New York

Sarah Sze

If a work of art sits still, you look at it; if it moves, you’d better watch it. Sarah Sze’s Many a Slip, 1999, differs from most sculpture in that it bears watching as much as being looked at. It doesn’t just occupy a certain space, however elegantly or inventively. Rather, despite the fact that it has almost no moving parts—only, for instance, a fan, the kind of thing that moves but stays put—the work seems to make its way through space, to ramble, meander, or extravagate: to start at Point A under certain conditions and then somehow, by the time it’s inched its way gingerly over to Point B, to turn out quite differently.

I’ve seen a few of Sze’s pieces in the short time since she first drew attention fewer than three years ago in the group show “The Name of the Place,” curated by Laurie Simmons at Casey Kaplan in New York (though her having become a darling of the biennials means I’ve missed a bunch, too). And it seems that while the kinds of materials and the methods of construction have been pretty similar from piece to piece, the type of movement that each assemblage embodies has varied considerably. Many a Slip seems to have been based on the idea of a sort of exponential growth in complexity as well as in scale.
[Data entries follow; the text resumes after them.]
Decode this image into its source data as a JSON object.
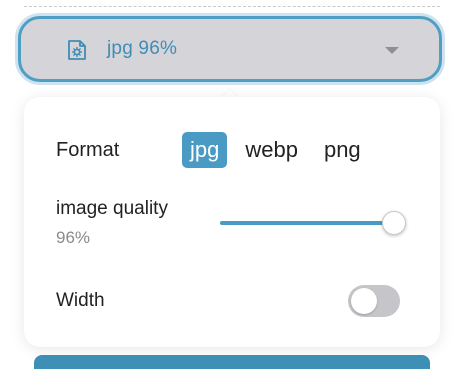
{
  "dropdown": {
    "label": "jpg 96%",
    "icon": "file-settings-icon"
  },
  "panel": {
    "format": {
      "label": "Format",
      "options": [
        "jpg",
        "webp",
        "png"
      ],
      "selected": "jpg"
    },
    "quality": {
      "label": "image quality",
      "value_text": "96%",
      "value": 0.96
    },
    "width": {
      "label": "Width",
      "enabled": false
    }
  },
  "colors": {
    "accent": "#4a9bc4",
    "dropdown_bg": "#d4d4d9",
    "toggle_off": "#c5c5ca"
  }
}
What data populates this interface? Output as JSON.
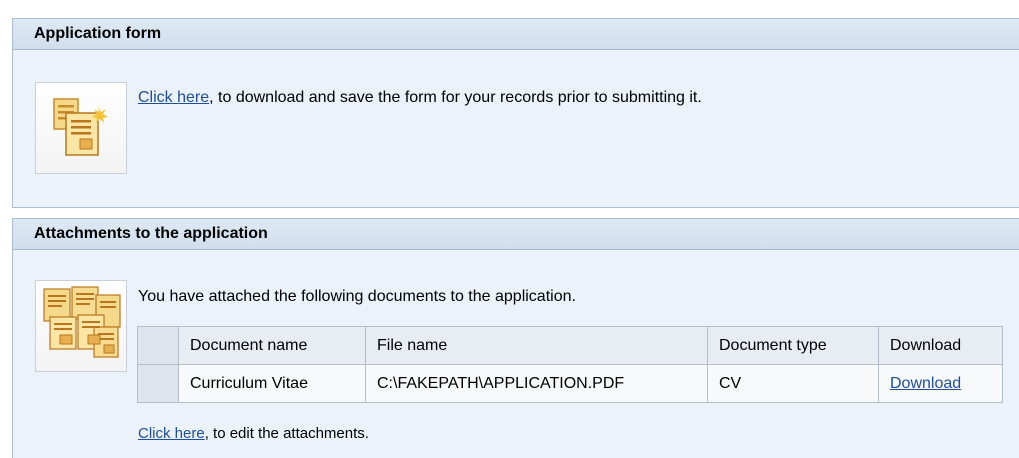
{
  "application_form": {
    "header": "Application form",
    "link_label": "Click here",
    "link_suffix": ", to download and save the form for your records prior to submitting it."
  },
  "attachments": {
    "header": "Attachments to the application",
    "intro": "You have attached the following documents to the application.",
    "columns": [
      "Document name",
      "File name",
      "Document type",
      "Download"
    ],
    "rows": [
      {
        "document_name": "Curriculum Vitae",
        "file_name": "C:\\FAKEPATH\\APPLICATION.PDF",
        "document_type": "CV",
        "download": "Download"
      }
    ],
    "edit_link_label": "Click here",
    "edit_suffix": ", to edit the attachments."
  },
  "icons": {
    "form": "document-form-icon",
    "attachments": "multiple-documents-icon"
  },
  "colors": {
    "header_bg": "#d6e3f1",
    "panel_bg": "#ebf2f9",
    "link": "#1f4e9c",
    "border": "#a9bdd3"
  }
}
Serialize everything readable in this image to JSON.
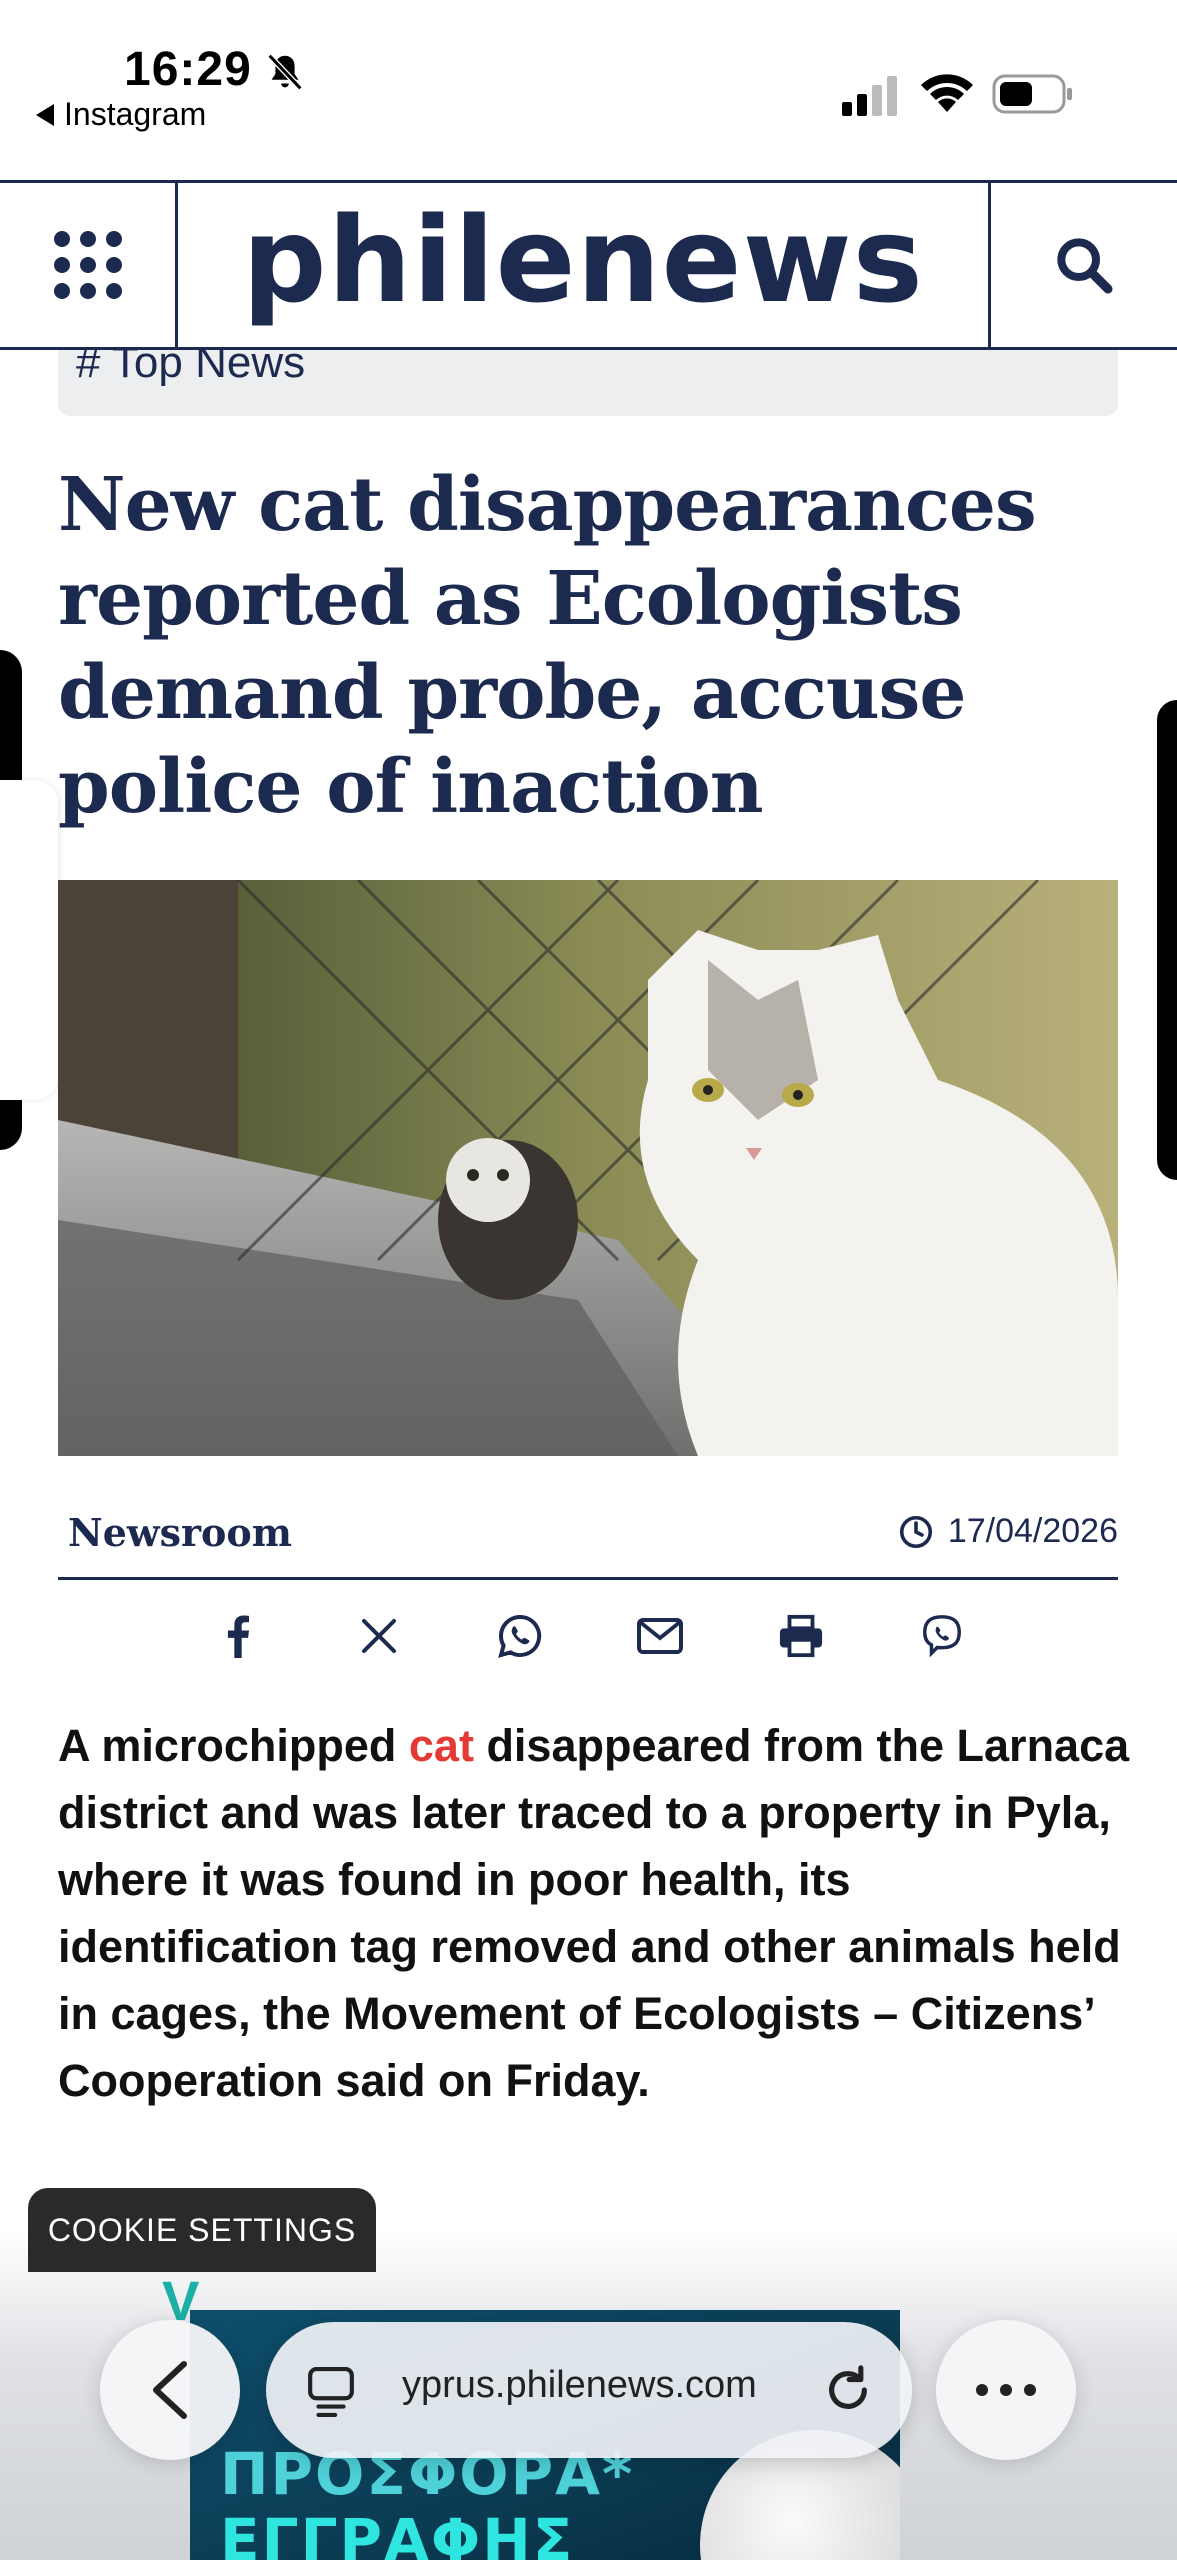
{
  "status_bar": {
    "time": "16:29",
    "back_app_label": "Instagram"
  },
  "header": {
    "logo_text": "philenews",
    "menu_icon": "grid-menu-icon",
    "search_icon": "search-icon"
  },
  "article": {
    "category": "#  Top News",
    "headline": "New cat disappearances reported as Ecologists demand probe, accuse police of inaction",
    "author": "Newsroom",
    "date": "17/04/2026",
    "body_before": "A microchipped ",
    "body_link": "cat",
    "body_after": " disappeared from the Larnaca district and was later traced to a property in Pyla, where it was found in poor health, its identification tag removed and other animals held in cages, the Movement of Ecologists – Citizens’ Cooperation said on Friday."
  },
  "share_icons": [
    "facebook-icon",
    "x-icon",
    "whatsapp-icon",
    "email-icon",
    "print-icon",
    "viber-icon"
  ],
  "cookie": {
    "label": "COOKIE SETTINGS"
  },
  "ad": {
    "line1": "ΠΡΟΣΦΟΡΑ*",
    "line2": "ΕΓΓΡΑΦΗΣ"
  },
  "browser": {
    "url": "yprus.philenews.com"
  },
  "colors": {
    "brand_navy": "#1d2a4f",
    "link_red": "#e53935"
  }
}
It starts in utter simplicity at the one doorway from which the piece is accessible, with a single yellow electrical cord dropping down from the ceiling (where you might just miss the little night-light glowing pitifully next to the lighting track it’s plugged into) to power a desk lamp that sits with a plant on a wooden stool. The cord, our Ariadne’s thread, loops its way through an ever-increasing welter of stuff as we follow it along, until it disappears, a room and a half later, into a chamber built into a wall, which is stuffed with heterogeneous household objects, but stuffed, if such a thing is possible, in a crystalline way—a disorder that looks ordered. And because the aperture through which we view this chamber is so limited, we can only imagine that the chamber might go on indefinitely. The work expands at a more or less constant (and therefore rational) rate until all of a sudden, without your quite knowing where the break between measured growth and “irrational exuberance” (in Alan Greenspan’s famous phrase) occurred, you realize the piece has gone haywire. And yet, it is all somehow still connected to that single yellow cord that started it, and around which everything else began to aggregate before we lost track of it along the way.

As with all of Sze’s work, there’s something pleasantly airy and translucent about Many a Slip, whose elusiveness is embedded in its title. You might say that, here, Sze is to Jessica Stockholder, or even to Jason Rhoades, as Fred Sandback is to Richard Serra. But for all this work’s insolidity, it’s not the kind of art that solicits your anxious concern or asks you to worry about the fact that the whole thing might crumble if you talk too loud. Sze’s stock-in-trade is wit, not pathos. Even though Many a Slip is made of stuff like Q-Tips, matches, floor tiles, magnifying glasses, household sponges, pushpins, plastic spoons, clothespins, and chair caning—to name just a few items in what could easily become a Whitmanesque catalogue of the entire contents of your local “discount store” as seen through the most discerning eye to have scrutinized the coloristic potential of cheap plastics since Tony Cragg’s in the ’80s—its shambling makeshift construction gives the impression of being unaccountably sturdy: There looks to be a lot of “give” to it, and more structural redundancy than you might first think. “Details, details, details, details,” was the best viewer comment I overheard while scribbling notes about what I watched and looked at. But all the painstakingly detailed construction that’s gone into certain passages of this work seems to suggest the mind, not of someone apt to lose track of overall structure in favor of minutiae, but on the contrary, of an artist capable of really conceiving a single structure as penetrating all the way down from the big picture to its smallest unit, and therefore capable of soliciting the contemplation of contemporary experience from the standpoint of its most trivial by-products.

Barry Schwabsky is the author of The Widening Circle: Consequences of Modernism in Contemporary Art (Cambridge University Press).